new poem: short white haiku

snow on church ramparts
black specks of birds
fly around in heaven

6 comments:

Glenn said...

Another good one, Bruce. I've never tried to write haiku; maybe I should. You inspre me!

Bruce Hodder said...

Thanks, Glenn. Inspiration is low and self-confidence lower at the moment, with the poem--I think she's cross with me because I've been paying too much attention to that bitch, the money job--but I've always liked the challenge of short form. Most of 'em are so bad, after all. I registered for a daily haiku page last year, "tinywords"--they send 'em straight to your email inbox--but everything they have sent is just a dishwater dull unpoetic slavish rendering of what the poets imagine to be the classical Japanese style. I think you have to adapt it to your own language, your own thought forms, your own locale, like Kerouac did. Jack was the master of the Westernised haiku. The living master is Ronald Baatz. Read him? I will send you some samples if you haven't.

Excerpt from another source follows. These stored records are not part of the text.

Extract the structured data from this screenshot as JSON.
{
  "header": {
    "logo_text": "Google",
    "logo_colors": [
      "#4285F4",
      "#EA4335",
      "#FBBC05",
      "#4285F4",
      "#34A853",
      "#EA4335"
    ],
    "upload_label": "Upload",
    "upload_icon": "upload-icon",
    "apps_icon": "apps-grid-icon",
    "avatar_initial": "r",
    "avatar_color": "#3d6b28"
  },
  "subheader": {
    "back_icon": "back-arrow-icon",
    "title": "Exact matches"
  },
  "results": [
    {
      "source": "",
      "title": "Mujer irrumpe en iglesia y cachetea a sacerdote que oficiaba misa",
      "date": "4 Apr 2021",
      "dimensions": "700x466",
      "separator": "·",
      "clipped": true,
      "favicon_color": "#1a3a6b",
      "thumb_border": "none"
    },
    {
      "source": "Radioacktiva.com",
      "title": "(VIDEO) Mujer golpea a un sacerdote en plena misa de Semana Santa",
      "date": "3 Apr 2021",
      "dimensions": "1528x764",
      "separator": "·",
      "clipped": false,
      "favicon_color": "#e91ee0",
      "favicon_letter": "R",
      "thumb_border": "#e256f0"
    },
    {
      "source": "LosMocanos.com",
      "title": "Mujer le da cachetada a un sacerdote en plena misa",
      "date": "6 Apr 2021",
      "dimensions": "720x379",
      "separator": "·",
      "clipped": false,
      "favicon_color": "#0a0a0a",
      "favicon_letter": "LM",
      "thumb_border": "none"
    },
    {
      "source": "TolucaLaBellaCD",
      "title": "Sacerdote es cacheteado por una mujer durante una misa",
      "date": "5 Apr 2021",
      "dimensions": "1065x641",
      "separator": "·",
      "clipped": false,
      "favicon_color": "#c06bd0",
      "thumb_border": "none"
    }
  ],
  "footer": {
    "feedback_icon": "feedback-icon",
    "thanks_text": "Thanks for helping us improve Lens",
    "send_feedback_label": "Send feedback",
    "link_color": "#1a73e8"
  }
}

Oh, and look at Leah Hansen on my MySpace page. Hers are wonderful.

tom said...

this is a fine haiku
observation of snow on the church leads to birds in heaven

layers of meaning possible
and like all good haiku there is the poem itself and then the poem outside of the poem

applause

tom said...

this is a fine haiku
observation of snow on the church leads to birds in heaven

layers of meaning possible
and like all good haiku there is the poem itself and then the poem outside of the poem

applause

Bruce Hodder said...

Thanks Tom. Yeah, that's exactly how the poem works. Like in another one I wrote:

steady rain falling
no other sound except
a distant cow's moo

...it's not just rain and cow, two sounds reported; the cow is probably fed up because it's raining. I didn't see that but another poet pointed it out to me. In composition I think these things work subliminally, don't you?

tom said...

i believe a good haiku should interact with the reader's experiences, world view, ets and they take the poem, make it their own and see themselves/experiences/etc reflected in it

i often tell people that haiku is not a short form of poetry - that the haiku is a few words that should open up into a much larger poem of the reader's making

so yes, how i hear the cow's moo - plaintive, accepting but not pleased with the rain, but it also reflects how i feel - and how i preceive the poem might have felt -
and the other sound - the sound of rain renforces that feeling

hence, for me, a strong haiku

here is a brief two liner that came to me as i was under my table here at the vertin -

cleaning the studio floor
oatmeal and dead flies

now i don't know if i'll keep that,
change that, but it was an aha! moment for me this morning